On most continents - from the USA to Africa and Asia - various forms of rotating savings and credit associations (ROSCAs) serve men and women of the community, often as their major -- and sometimes their only -- savings institution. ROSCAs are self-help money-pooling associations with participants who agree to make regular contributions to a fund which is given, in whole or in part, to each contributor in rotation. Many ROSCAs have elaborate systems to cope with inflation, default and the distribution of benefits. In providing important social and welfare resources they constitute valuable social capital.This unique volume of case studies by an international group of experts, which examines ROSCAs on a worldwide basis, will be of interest to anyone studying or concerned with anthropology, economics, women's issues, and especially the welfare of the less developed countries and immigrant communities in 'the West'.

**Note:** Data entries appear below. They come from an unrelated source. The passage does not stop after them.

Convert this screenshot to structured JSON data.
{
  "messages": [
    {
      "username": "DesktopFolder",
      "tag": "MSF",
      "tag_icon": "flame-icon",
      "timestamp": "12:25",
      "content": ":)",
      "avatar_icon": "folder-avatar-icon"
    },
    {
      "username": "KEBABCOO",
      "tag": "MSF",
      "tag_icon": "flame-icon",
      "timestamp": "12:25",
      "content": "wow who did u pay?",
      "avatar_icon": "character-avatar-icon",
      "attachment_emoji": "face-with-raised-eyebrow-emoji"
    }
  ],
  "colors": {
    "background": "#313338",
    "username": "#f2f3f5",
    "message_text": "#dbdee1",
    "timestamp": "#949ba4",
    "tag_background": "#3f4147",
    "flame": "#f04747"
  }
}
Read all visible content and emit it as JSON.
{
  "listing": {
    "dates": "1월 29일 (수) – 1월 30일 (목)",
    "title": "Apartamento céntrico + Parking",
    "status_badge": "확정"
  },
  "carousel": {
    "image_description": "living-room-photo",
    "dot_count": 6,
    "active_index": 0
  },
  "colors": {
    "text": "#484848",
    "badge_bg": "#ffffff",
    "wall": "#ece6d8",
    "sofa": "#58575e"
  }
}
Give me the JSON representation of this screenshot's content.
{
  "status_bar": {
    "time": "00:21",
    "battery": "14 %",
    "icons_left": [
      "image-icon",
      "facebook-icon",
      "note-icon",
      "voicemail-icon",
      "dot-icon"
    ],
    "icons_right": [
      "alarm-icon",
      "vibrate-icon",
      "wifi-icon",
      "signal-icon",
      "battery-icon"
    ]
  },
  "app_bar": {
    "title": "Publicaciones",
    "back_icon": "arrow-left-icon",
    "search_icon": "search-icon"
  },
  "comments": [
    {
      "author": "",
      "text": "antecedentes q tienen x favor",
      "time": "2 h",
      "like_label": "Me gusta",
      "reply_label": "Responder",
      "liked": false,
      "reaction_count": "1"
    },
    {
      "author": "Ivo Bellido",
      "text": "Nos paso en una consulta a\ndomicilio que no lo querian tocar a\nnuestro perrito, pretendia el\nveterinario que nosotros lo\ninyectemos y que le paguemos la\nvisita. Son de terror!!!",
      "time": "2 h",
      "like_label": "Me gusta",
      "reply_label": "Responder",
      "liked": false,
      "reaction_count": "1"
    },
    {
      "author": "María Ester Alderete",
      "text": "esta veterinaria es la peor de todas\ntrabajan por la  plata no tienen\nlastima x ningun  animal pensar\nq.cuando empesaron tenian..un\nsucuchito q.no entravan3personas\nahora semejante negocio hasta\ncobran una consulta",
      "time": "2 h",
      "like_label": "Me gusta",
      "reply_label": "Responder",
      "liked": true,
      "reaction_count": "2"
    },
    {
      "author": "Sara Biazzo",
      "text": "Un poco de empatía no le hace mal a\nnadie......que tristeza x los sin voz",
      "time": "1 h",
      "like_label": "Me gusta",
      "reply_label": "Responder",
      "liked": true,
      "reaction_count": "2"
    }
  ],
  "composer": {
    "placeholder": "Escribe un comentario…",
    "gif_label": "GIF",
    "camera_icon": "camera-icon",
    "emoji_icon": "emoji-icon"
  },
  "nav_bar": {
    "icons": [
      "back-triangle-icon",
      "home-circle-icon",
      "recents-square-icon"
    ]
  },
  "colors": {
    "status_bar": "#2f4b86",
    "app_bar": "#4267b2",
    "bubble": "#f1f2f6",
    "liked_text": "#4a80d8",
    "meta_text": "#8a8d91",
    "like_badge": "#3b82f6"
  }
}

Mrs Shirley Ardener Centre for Cross-Cultural Research on Women,University of Oxford Sandra Burman Senior Member of the Centre for Cross-Cultural Research on Women, University of Oxford and Director of the Socio-legal Unit, University of Cape Town
The book was like a breath of fresh air because it is all about keeping the art and science of lending money very simple ... not only relevant reading for the general public and those who are involved in banking, but for high flyers who have lost or are losing money in the rarefied atmosphere of derivatives, it is definitely a reality check. - Journal of African Economies